·2 min read
Jacquelyn Martin

WASHINGTON — The head of the National Transportation Safety Board said Wednesday that freight trains should be required to have inward- and outward-facing image and audio recorders in the wake of the East Palestine, Ohio, train derailment.

NTSB Chairwoman Jennifer Homendy testified before the Senate Commerce, Science, and Transportation Committee that the Norfolk Southern train involved in the Feb. 3 derailment had only an inward-facing camera and that the data was overwritten.

"Since the locomotive was put immediately back into service following the accident, the data was overwritten," she said. "That means the recorder only provided about 15 minutes of data before the derailment and five minutes after."

Major derailments of commuter trains near Los Angeles and Philadelphia in the last 20 years led to a law that required Amtrak and commuter railroads to have "crash- and fire-hardened inward- and outward-facing image recorders for locomotives that have a minimum of a 12-hour continuous recording capability," Homendy said.

"Now is the time to expand that requirement to audio and include the Class I freight railroads in that mandate," she added.

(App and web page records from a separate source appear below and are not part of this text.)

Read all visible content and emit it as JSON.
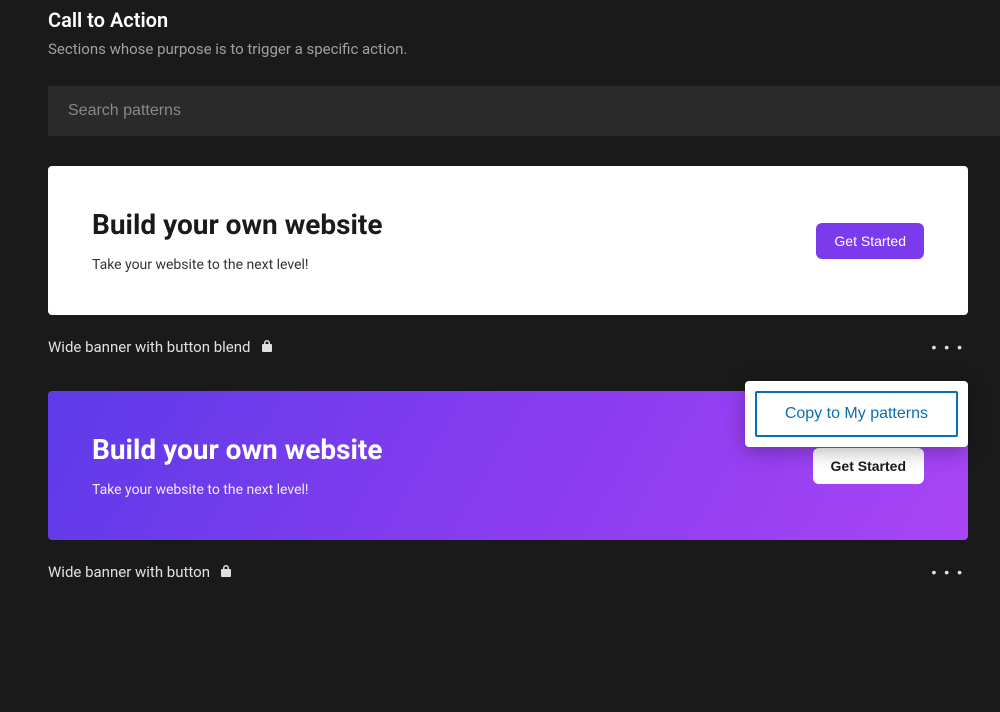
{
  "header": {
    "title": "Call to Action",
    "subtitle": "Sections whose purpose is to trigger a specific action."
  },
  "search": {
    "placeholder": "Search patterns"
  },
  "patterns": [
    {
      "heading": "Build your own website",
      "sub": "Take your website to the next level!",
      "button": "Get Started",
      "label": "Wide banner with button blend"
    },
    {
      "heading": "Build your own website",
      "sub": "Take your website to the next level!",
      "button": "Get Started",
      "label": "Wide banner with button"
    }
  ],
  "menu": {
    "copy": "Copy to My patterns"
  },
  "more_glyph": "• • •"
}
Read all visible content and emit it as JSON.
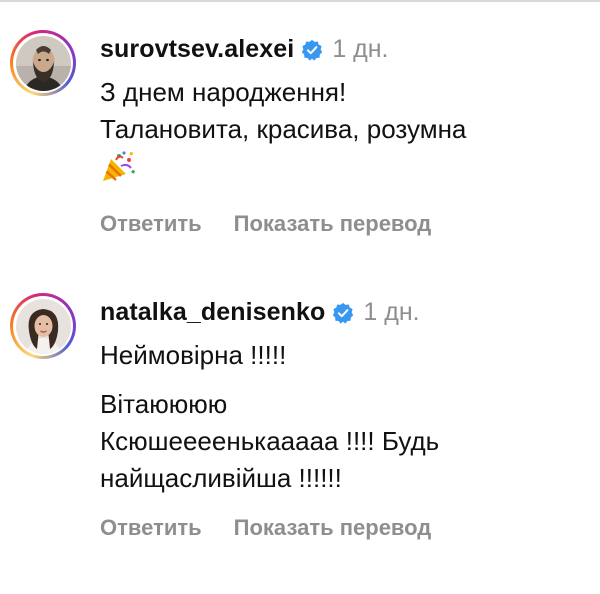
{
  "comments": [
    {
      "username": "surovtsev.alexei",
      "avatar_icon": "avatar-bearded-man",
      "verified_icon": "verified-badge-icon",
      "time": "1 дн.",
      "lines": [
        "З днем народження!",
        "Талановита, красива, розумна"
      ],
      "emoji_icon": "party-popper-emoji",
      "reply_label": "Ответить",
      "translate_label": "Показать перевод"
    },
    {
      "username": "natalka_denisenko",
      "avatar_icon": "avatar-woman",
      "verified_icon": "verified-badge-icon",
      "time": "1 дн.",
      "lines": [
        "Неймовірна !!!!!",
        "Вітаюююю",
        "Ксюшеееенькааааа !!!! Будь",
        "найщасливійша !!!!!!"
      ],
      "reply_label": "Ответить",
      "translate_label": "Показать перевод"
    }
  ],
  "colors": {
    "text": "#111111",
    "muted": "#8e8e8e",
    "verified": "#3897f0"
  }
}
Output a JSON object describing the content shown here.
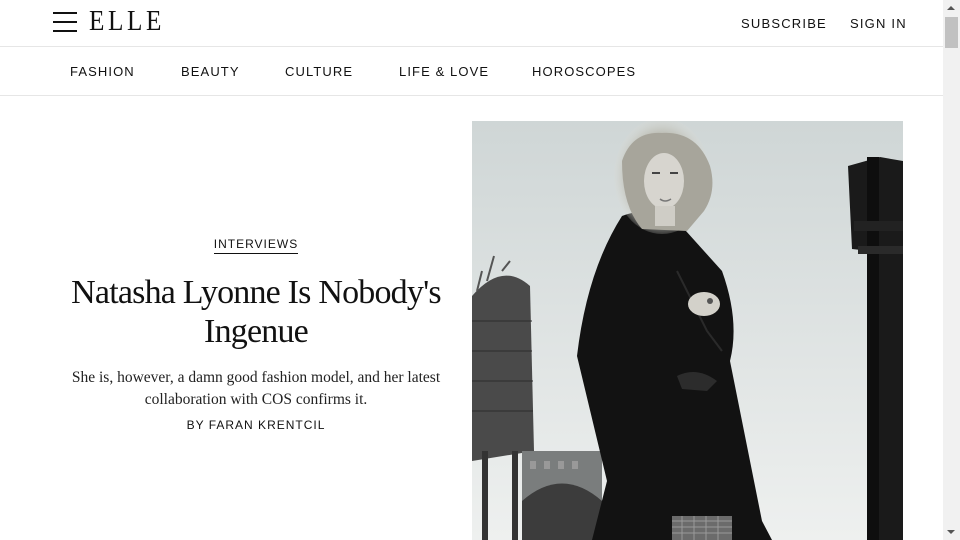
{
  "header": {
    "logo": "ELLE",
    "subscribe_label": "SUBSCRIBE",
    "sign_in_label": "SIGN IN"
  },
  "nav": {
    "items": [
      {
        "label": "FASHION"
      },
      {
        "label": "BEAUTY"
      },
      {
        "label": "CULTURE"
      },
      {
        "label": "LIFE & LOVE"
      },
      {
        "label": "HOROSCOPES"
      }
    ]
  },
  "article": {
    "kicker": "INTERVIEWS",
    "headline": "Natasha Lyonne Is Nobody's Ingenue",
    "dek": "She is, however, a damn good fashion model, and her latest collaboration with COS confirms it.",
    "byline": "BY FARAN KRENTCIL",
    "image_subject": "black-and-white fashion portrait with water towers"
  },
  "scrollbar": {
    "position_fraction": 0.0
  }
}
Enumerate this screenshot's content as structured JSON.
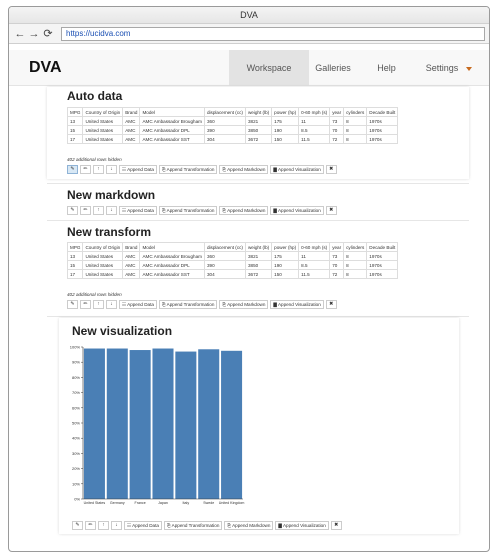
{
  "window": {
    "title": "DVA",
    "url": "https://ucidva.com"
  },
  "nav": {
    "brand": "DVA",
    "items": [
      "Workspace",
      "Galleries",
      "Help",
      "Settings"
    ]
  },
  "table_columns": [
    "MPG",
    "Country of Origin",
    "Brand",
    "Model",
    "displacement (cc)",
    "weight (lb)",
    "power (hp)",
    "0-60 mph (s)",
    "year",
    "cylinders",
    "Decade Built"
  ],
  "sections": {
    "auto": {
      "title": "Auto data",
      "rows": [
        [
          "13",
          "United States",
          "AMC",
          "AMC Ambassador Brougham",
          "360",
          "3821",
          "175",
          "11",
          "73",
          "8",
          "1970s"
        ],
        [
          "15",
          "United States",
          "AMC",
          "AMC Ambassador DPL",
          "390",
          "3850",
          "190",
          "8.5",
          "70",
          "8",
          "1970s"
        ],
        [
          "17",
          "United States",
          "AMC",
          "AMC Ambassador SST",
          "304",
          "3672",
          "150",
          "11.5",
          "72",
          "8",
          "1970s"
        ]
      ],
      "hidden_note": "402 additional rows hidden"
    },
    "markdown": {
      "title": "New markdown"
    },
    "transform": {
      "title": "New transform",
      "rows": [
        [
          "13",
          "United States",
          "AMC",
          "AMC Ambassador Brougham",
          "360",
          "3821",
          "175",
          "11",
          "73",
          "8",
          "1970s"
        ],
        [
          "15",
          "United States",
          "AMC",
          "AMC Ambassador DPL",
          "390",
          "3850",
          "190",
          "8.5",
          "70",
          "8",
          "1970s"
        ],
        [
          "17",
          "United States",
          "AMC",
          "AMC Ambassador SST",
          "304",
          "3672",
          "150",
          "11.5",
          "72",
          "8",
          "1970s"
        ]
      ],
      "hidden_note": "402 additional rows hidden"
    },
    "visualization": {
      "title": "New visualization"
    }
  },
  "toolbar": {
    "append_data": "Append Data",
    "append_transformation": "Append Transformation",
    "append_markdown": "Append Markdown",
    "append_visualization": "Append Visualization",
    "icons": [
      "pencil-icon",
      "edit-icon",
      "arrow-up-icon",
      "arrow-down-icon",
      "close-icon"
    ]
  },
  "colors": {
    "bar": "#4a7fb5",
    "active_nav": "#e3e3e3",
    "caret": "#c76a1e",
    "link": "#1a4fb3"
  },
  "chart_data": {
    "type": "bar",
    "categories": [
      "United States",
      "Germany",
      "France",
      "Japan",
      "Italy",
      "Swede",
      "United Kingdom"
    ],
    "values": [
      99,
      99,
      98,
      99,
      97,
      98.5,
      97.5
    ],
    "ylim": [
      0,
      100
    ],
    "yticks": [
      "0%",
      "10%",
      "20%",
      "30%",
      "40%",
      "50%",
      "60%",
      "70%",
      "80%",
      "90%",
      "100%"
    ],
    "title": "",
    "xlabel": "",
    "ylabel": ""
  }
}
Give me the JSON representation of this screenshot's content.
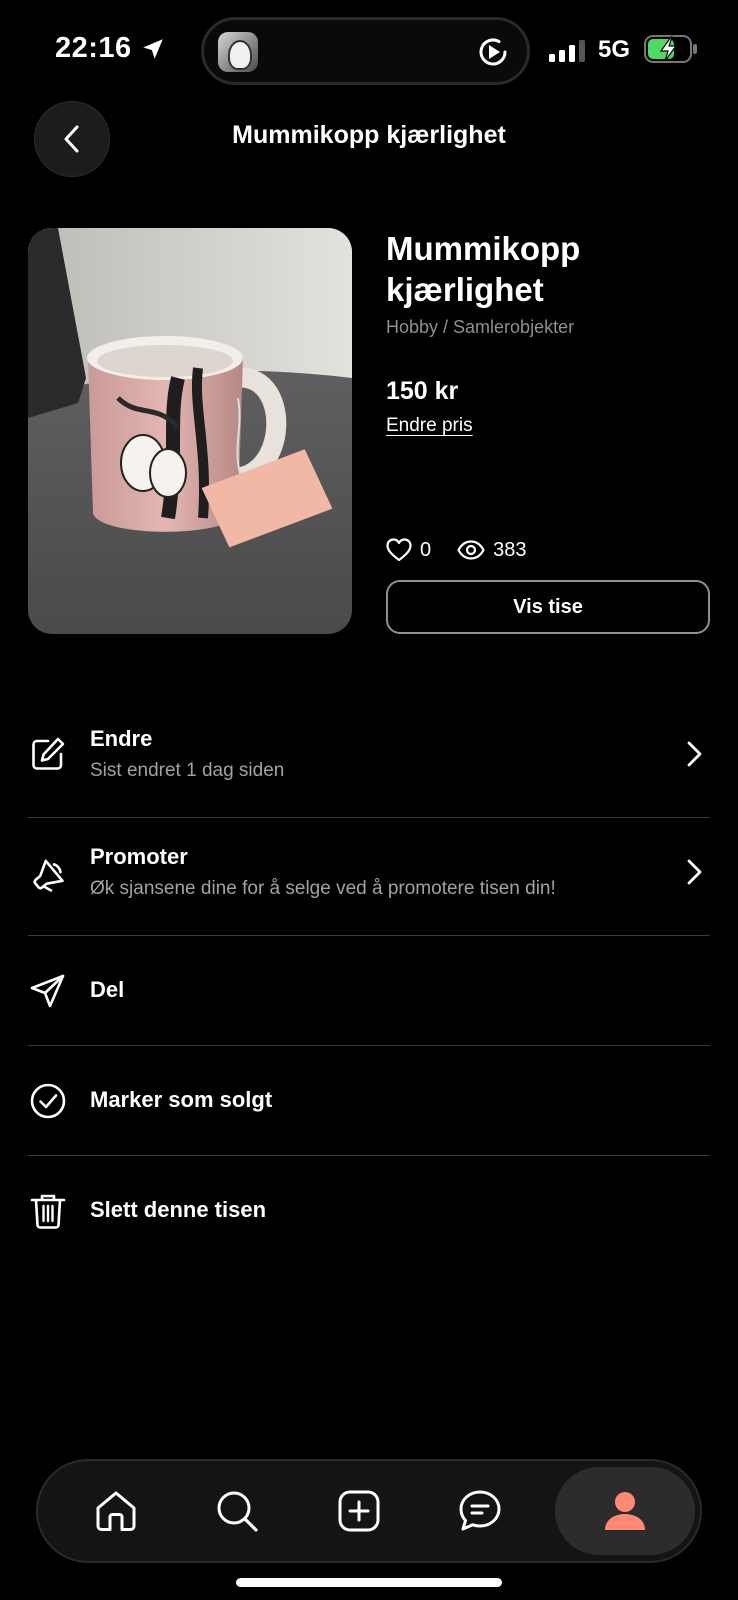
{
  "status_bar": {
    "time": "22:16",
    "network": "5G",
    "icons": [
      "location-arrow-icon",
      "play-icon",
      "signal-icon",
      "battery-charging-icon"
    ]
  },
  "header": {
    "title": "Mummikopp kjærlighet",
    "back_icon": "chevron-left-icon"
  },
  "product": {
    "name": "Mummikopp kjærlighet",
    "category": "Hobby / Samlerobjekter",
    "price": "150 kr",
    "change_price_label": "Endre pris",
    "likes": "0",
    "views": "383",
    "view_button_label": "Vis tise"
  },
  "menu": {
    "items": [
      {
        "label": "Endre",
        "sub": "Sist endret 1 dag siden",
        "icon": "edit-icon"
      },
      {
        "label": "Promoter",
        "sub": "Øk sjansene dine for å selge ved å promotere tisen din!",
        "icon": "megaphone-icon"
      },
      {
        "label": "Del",
        "icon": "send-icon"
      },
      {
        "label": "Marker som solgt",
        "icon": "check-circle-icon"
      },
      {
        "label": "Slett denne tisen",
        "icon": "trash-icon"
      }
    ]
  },
  "tab_bar": {
    "tabs": [
      "home-icon",
      "search-icon",
      "add-icon",
      "messages-icon",
      "profile-icon"
    ],
    "active": "profile-icon"
  },
  "colors": {
    "background": "#000000",
    "accent": "#ff8a73",
    "secondary_text": "#8e8e93",
    "divider": "#3a3a3c"
  }
}
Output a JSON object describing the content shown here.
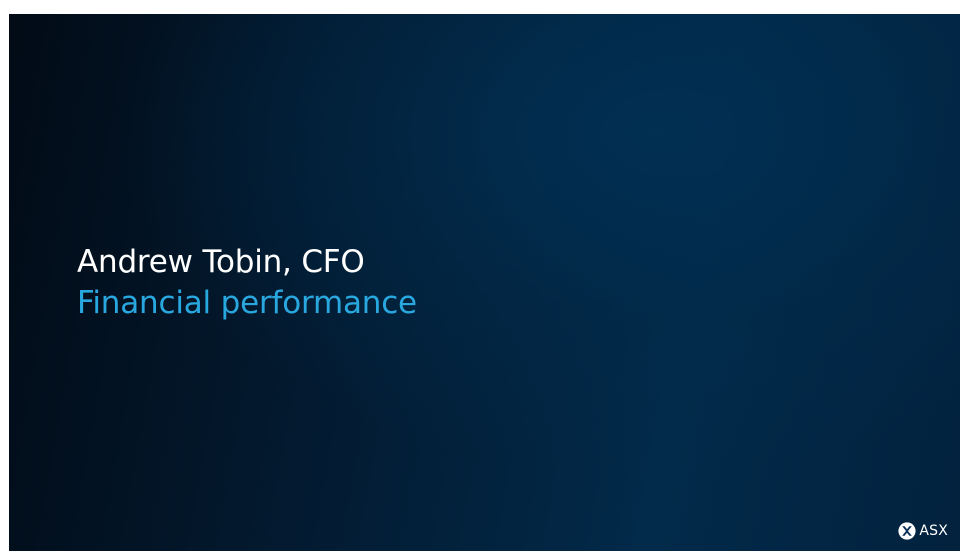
{
  "slide": {
    "presenter": "Andrew Tobin, CFO",
    "section_title": "Financial performance"
  },
  "logo": {
    "text": "ASX",
    "icon": "asx-logo-icon"
  },
  "colors": {
    "accent": "#29a8e0",
    "text": "#ffffff",
    "background_dark": "#020b16",
    "background_light": "#013054"
  }
}
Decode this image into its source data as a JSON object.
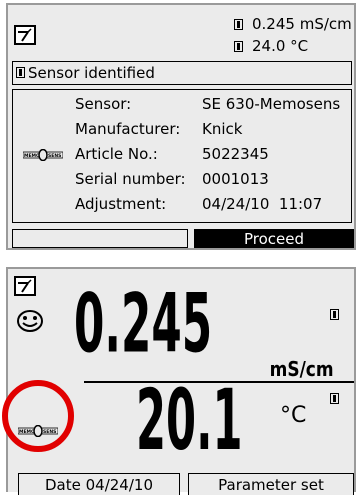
{
  "screen1": {
    "mode_icon": "meter-mode-icon",
    "status_readout": {
      "conductivity": "0.245 mS/cm",
      "temperature": "24.0 °C"
    },
    "message": "Sensor identified",
    "logo_text": "MEMO SENS",
    "sensor_info": [
      {
        "label": "Sensor:",
        "value": "SE 630-Memosens"
      },
      {
        "label": "Manufacturer:",
        "value": "Knick"
      },
      {
        "label": "Article No.:",
        "value": "5022345"
      },
      {
        "label": "Serial number:",
        "value": "0001013"
      },
      {
        "label": "Adjustment:",
        "value": "04/24/10  11:07"
      }
    ],
    "softkey_left": "",
    "softkey_right": "Proceed"
  },
  "screen2": {
    "mode_icon": "meter-mode-icon",
    "status_icon": "smiley-icon",
    "primary_value": "0.245",
    "primary_unit": "mS/cm",
    "secondary_value": "20.1",
    "secondary_unit": "°C",
    "logo_text": "MEMO SENS",
    "softkey_left": "Date 04/24/10",
    "softkey_right": "Parameter set"
  },
  "colors": {
    "highlight_circle": "#e10000",
    "screen_bg": "#ebebeb",
    "frame": "#9a9a9a"
  }
}
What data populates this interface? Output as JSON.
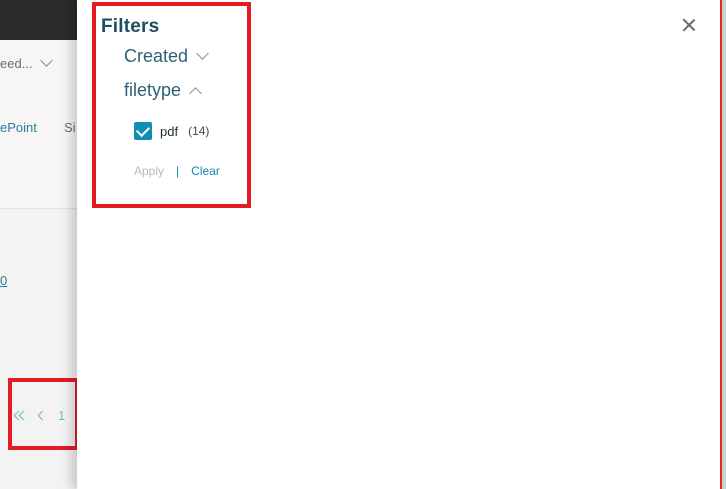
{
  "background": {
    "feed_text": "eed...",
    "tab_1": "ePoint",
    "tab_2": "Si",
    "link_text": "0",
    "pager": {
      "page_number": "1"
    }
  },
  "filters_panel": {
    "title": "Filters",
    "facets": [
      {
        "label": "Created",
        "state": "collapsed"
      },
      {
        "label": "filetype",
        "state": "expanded"
      }
    ],
    "filetype_options": [
      {
        "label": "pdf",
        "count": "(14)",
        "checked": true
      }
    ],
    "actions": {
      "apply": "Apply",
      "separator": "|",
      "clear": "Clear"
    }
  },
  "colors": {
    "highlight": "#e31b23",
    "accent": "#0f8fb3",
    "title": "#1d4f63",
    "facet": "#2f6077",
    "link": "#1b86ad"
  },
  "icons": {
    "close": "close-icon",
    "chevron_down": "chevron-down-icon",
    "chevron_up": "chevron-up-icon",
    "check": "check-icon",
    "first_page": "first-page-icon",
    "prev_page": "previous-page-icon"
  }
}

Homendy said that like voice recorders in airplane cockpits, audio and video recorders in train locomotive cabs "are essential for helping investigators determine the cause of an accident" and to develop recommendations to prevent future derailments.

She also said the agency is committed to conducting an independent, thorough investigation into the East Palestine derailment, which led to a spill of toxic chemicals.

The NTSB's report summarizing its preliminary investigation said the derailment could be traced to an overheated wheel bearing that was 253 degrees hotter than the air temperature.

The agency said officials will continue to focus on the wheelset and bearing, the tank car design, derailment damage and a review of the accident response, including the venting and burning of the chemicals, as well as Norfolk Southern’s inspection practices.

This article was originally published on NBCNews.com